J. Wesley Boyd, an associate professor of psychiatry and on the faculty of the Center for Bioethics at Harvard Medical School, wrote a letter to the New York Times positing that the ruling handed down by the Department of Justice, claiming that fleeing domestic or gang violence isn’t reason enough to qualify someone to receive asylum here in the U.S. and is tantamount to holding a gun to someone’s head and pulling the trigger.
For example, if an adolescent girl refuses a gang’s request that she become a sex slave for the gang, she will be killed. Boyd has seen mothers who fled Central America only after not one but two of their children were killed for refusing to comply with gang requests.
The world has an excuse for its blindness, for the world is lost. But the church has no such excuse. Sometimes I wonder how we can justify our moral outrage against the world when we’re morally just as blind. Why do we keep pointing to the speck of dust in our brother’s eye and pay no attention to the plank in our own eye?
As the body of Christ we must repent, because our self-righteousness has obstructed mercy and justice for those most in need.In Deuteronomy 10:18-19, God commands Israel not only to provide basic necessities for all aliens in need, but also to love them, for the Israelites were themselves once aliens in Egypt.
Although the UN Declaration of Human Rights guarantees everyone asylum protection, Jesus’ commands us to go the extra mile and be magnanimous in heart. But we are not. He tells us to love our neighbor without regard for ideological and geographical boundaries. But we do not.
As English Congregational ministers Andrew Reed and James Matheson observed when they visited American churches almost 200 year ago: “America will be great if America is good. If not, her greatness will vanish away like a morning cloud.”

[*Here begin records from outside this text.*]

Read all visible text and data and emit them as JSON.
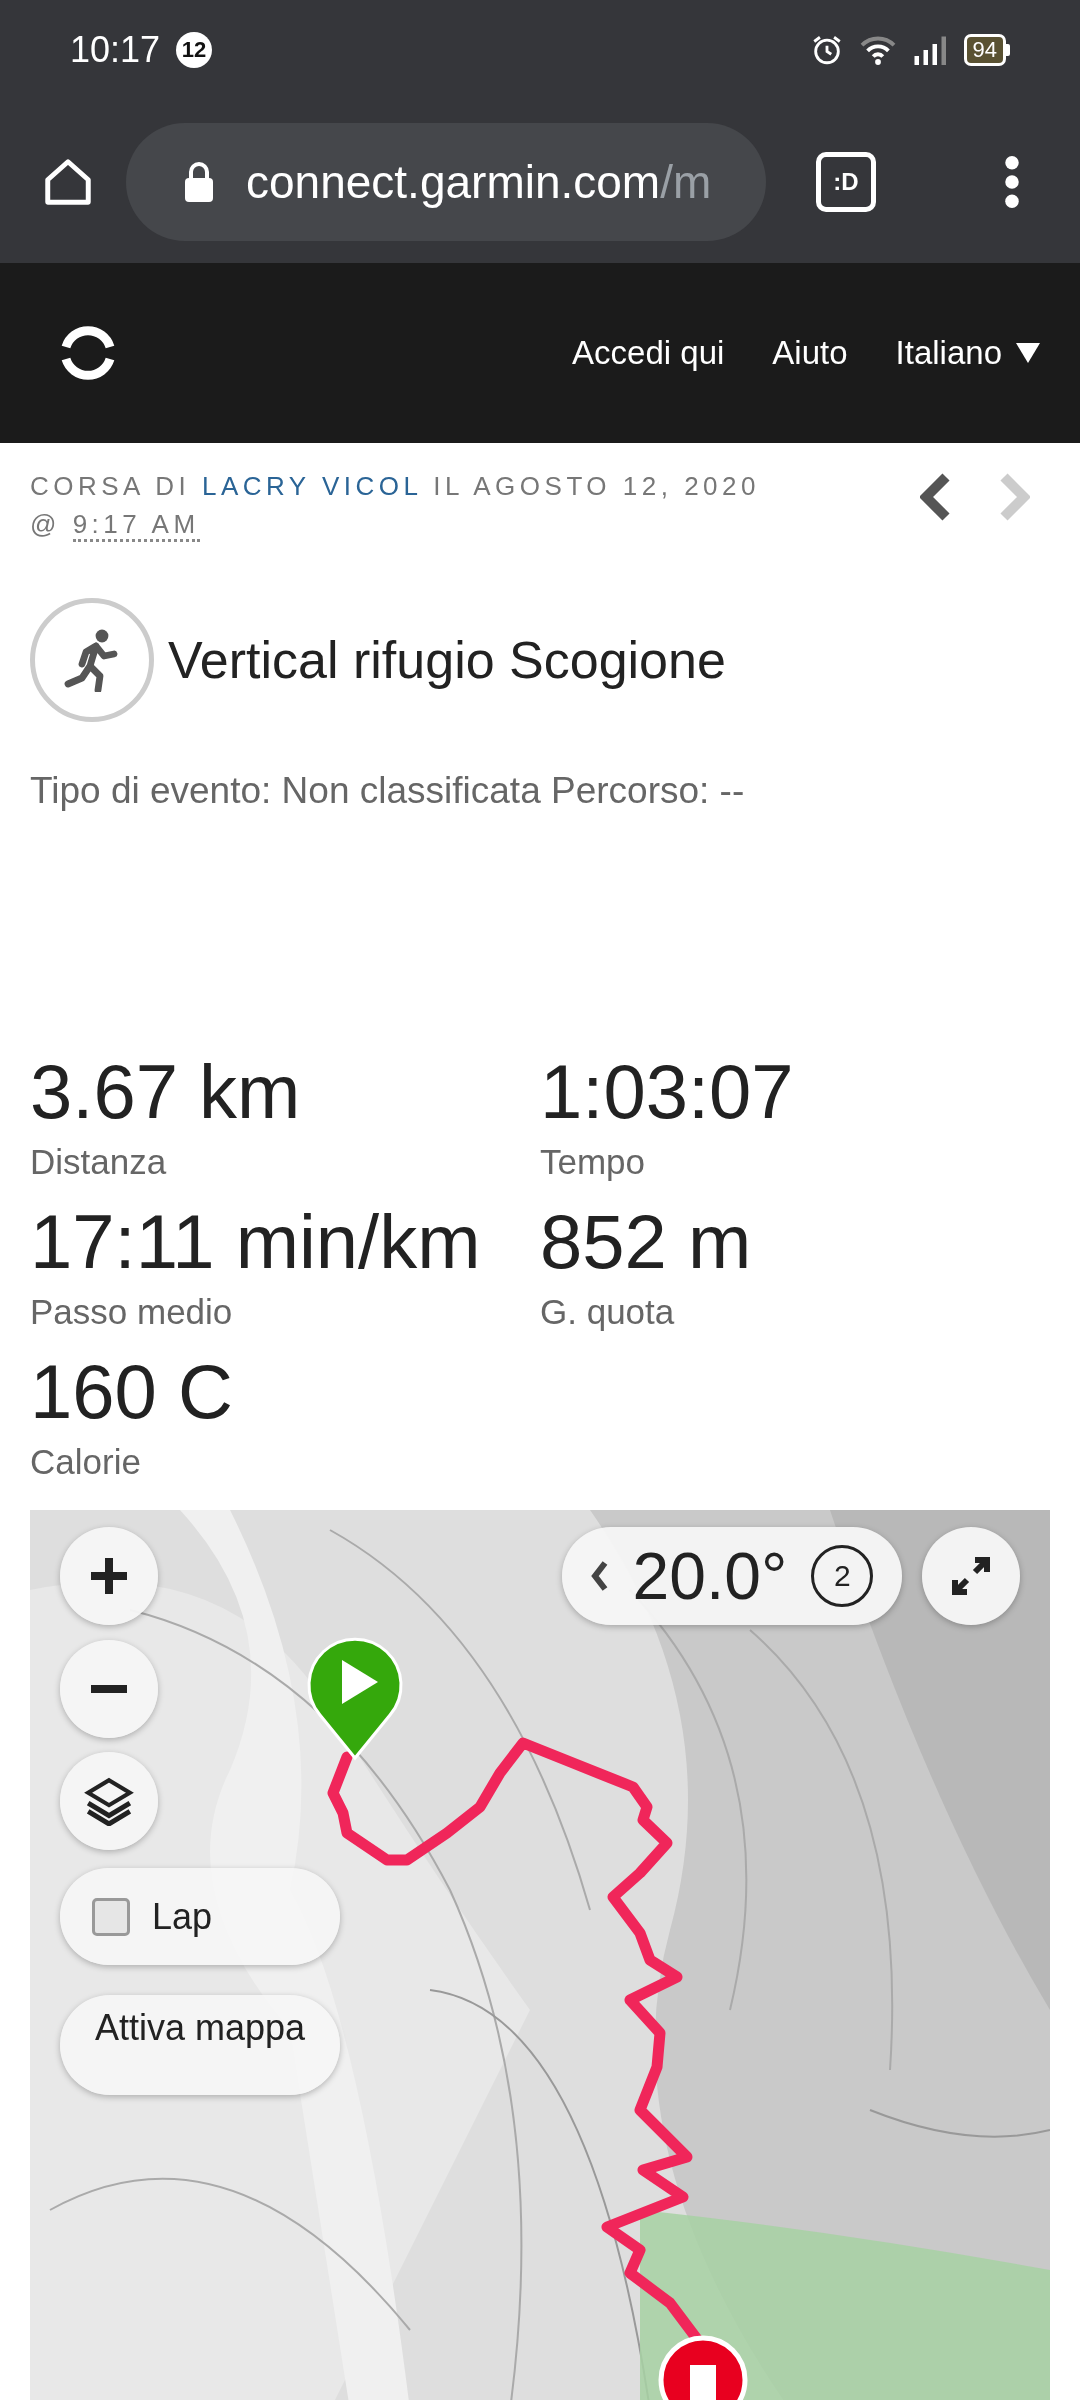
{
  "status_bar": {
    "time": "10:17",
    "notification_count": "12",
    "battery": "94"
  },
  "browser": {
    "url_host": "connect.garmin.com",
    "url_path": "/m",
    "tab_count": ":D"
  },
  "header": {
    "nav": [
      {
        "label": "Accedi qui",
        "kind": "link"
      },
      {
        "label": "Aiuto",
        "kind": "link"
      },
      {
        "label": "Italiano",
        "kind": "dropdown"
      }
    ]
  },
  "activity": {
    "byline_prefix": "CORSA DI",
    "author": "LACRY VICOL",
    "byline_date": "IL AGOSTO 12, 2020",
    "at": "@",
    "start_time": "9:17 AM",
    "prev": {
      "disabled": false
    },
    "next": {
      "disabled": true
    },
    "title": "Vertical rifugio Scogione",
    "details": "Tipo di evento: Non classificata Percorso: --"
  },
  "stats": [
    {
      "value": "3.67 km",
      "label": "Distanza"
    },
    {
      "value": "1:03:07",
      "label": "Tempo"
    },
    {
      "value": "17:11 min/km",
      "label": "Passo medio"
    },
    {
      "value": "852 m",
      "label": "G. quota"
    },
    {
      "value": "160 C",
      "label": "Calorie"
    }
  ],
  "map": {
    "kind": "picture",
    "rotation": "20.0°",
    "compass_value": "2",
    "lap": {
      "label": "Lap",
      "checked": false
    },
    "activate_label": "Attiva mappa"
  }
}
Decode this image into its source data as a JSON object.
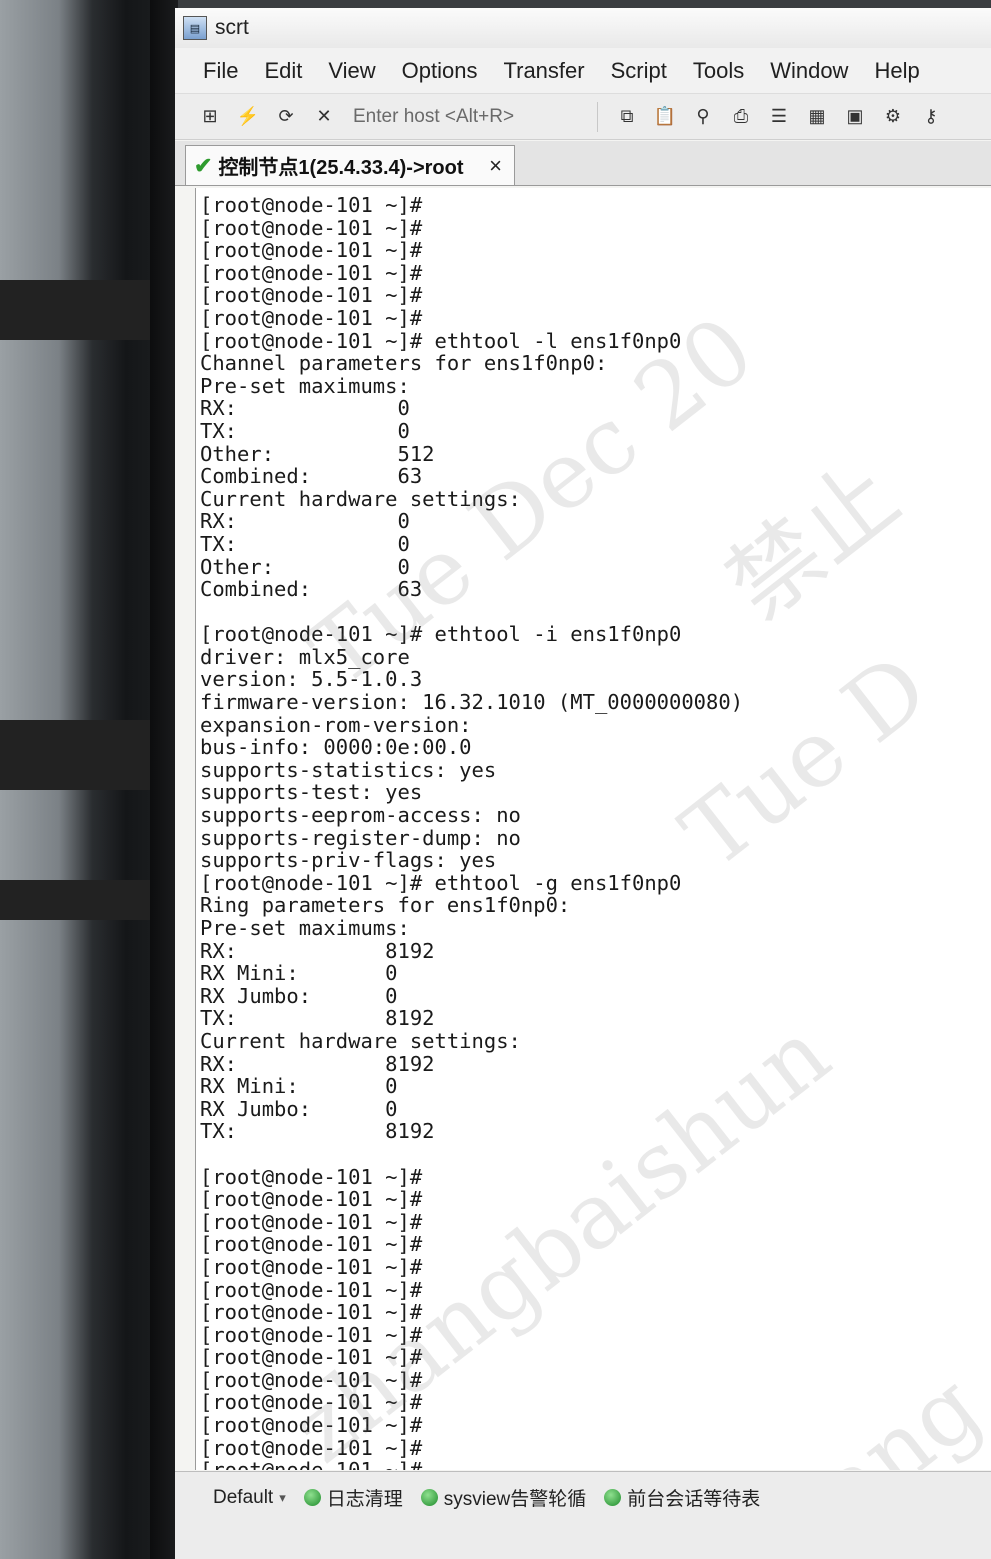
{
  "window": {
    "title": "scrt"
  },
  "menu": [
    "File",
    "Edit",
    "View",
    "Options",
    "Transfer",
    "Script",
    "Tools",
    "Window",
    "Help"
  ],
  "toolbar": {
    "host_placeholder": "Enter host <Alt+R>",
    "left_icons": [
      "connect-icon",
      "quick-connect-icon",
      "reconnect-icon",
      "disconnect-icon"
    ],
    "right_icons": [
      "copy-icon",
      "paste-icon",
      "find-icon",
      "print-icon",
      "print-setup-icon",
      "log-icon",
      "session-options-icon",
      "global-options-icon",
      "keymap-icon"
    ]
  },
  "tab": {
    "label": "控制节点1(25.4.33.4)->root",
    "close": "×"
  },
  "terminal": {
    "lines": [
      "[root@node-101 ~]#",
      "[root@node-101 ~]#",
      "[root@node-101 ~]#",
      "[root@node-101 ~]#",
      "[root@node-101 ~]#",
      "[root@node-101 ~]#",
      "[root@node-101 ~]# ethtool -l ens1f0np0",
      "Channel parameters for ens1f0np0:",
      "Pre-set maximums:",
      "RX:             0",
      "TX:             0",
      "Other:          512",
      "Combined:       63",
      "Current hardware settings:",
      "RX:             0",
      "TX:             0",
      "Other:          0",
      "Combined:       63",
      "",
      "[root@node-101 ~]# ethtool -i ens1f0np0",
      "driver: mlx5_core",
      "version: 5.5-1.0.3",
      "firmware-version: 16.32.1010 (MT_0000000080)",
      "expansion-rom-version:",
      "bus-info: 0000:0e:00.0",
      "supports-statistics: yes",
      "supports-test: yes",
      "supports-eeprom-access: no",
      "supports-register-dump: no",
      "supports-priv-flags: yes",
      "[root@node-101 ~]# ethtool -g ens1f0np0",
      "Ring parameters for ens1f0np0:",
      "Pre-set maximums:",
      "RX:            8192",
      "RX Mini:       0",
      "RX Jumbo:      0",
      "TX:            8192",
      "Current hardware settings:",
      "RX:            8192",
      "RX Mini:       0",
      "RX Jumbo:      0",
      "TX:            8192",
      "",
      "[root@node-101 ~]#",
      "[root@node-101 ~]#",
      "[root@node-101 ~]#",
      "[root@node-101 ~]#",
      "[root@node-101 ~]#",
      "[root@node-101 ~]#",
      "[root@node-101 ~]#",
      "[root@node-101 ~]#",
      "[root@node-101 ~]#",
      "[root@node-101 ~]#",
      "[root@node-101 ~]#",
      "[root@node-101 ~]#",
      "[root@node-101 ~]#",
      "[root@node-101 ~]#",
      "[root@node-101 ~]#",
      "[root@node-101 ~]#",
      "[root@node-101 ~]#",
      "[root@node-101 ~]#",
      "[root@node-101 ~]#",
      "[root@node-101 ~]#"
    ]
  },
  "watermark": [
    "Tue Dec 20",
    "禁止",
    "Tue D",
    "zhangbaishun",
    "zhang"
  ],
  "statusbar": {
    "default_label": "Default",
    "items": [
      "日志清理",
      "sysview告警轮循",
      "前台会话等待表"
    ]
  }
}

Rev. Dr. Sam D. Kim is Co-Founder of 180 Church NYC, a community joining God to restore the beauty in all things. He is Postdoctoral Fellow-Scholar at Harvard Medical School Center for Bioethics. He is a recipient of the Lifelong Learning Fellowship at Yale Divinity School and Yale School of Medicine, which aims to to close the gap between faith and science, and is awarded by the John Templeton Foundation and American Association for the Advancement of Sciences.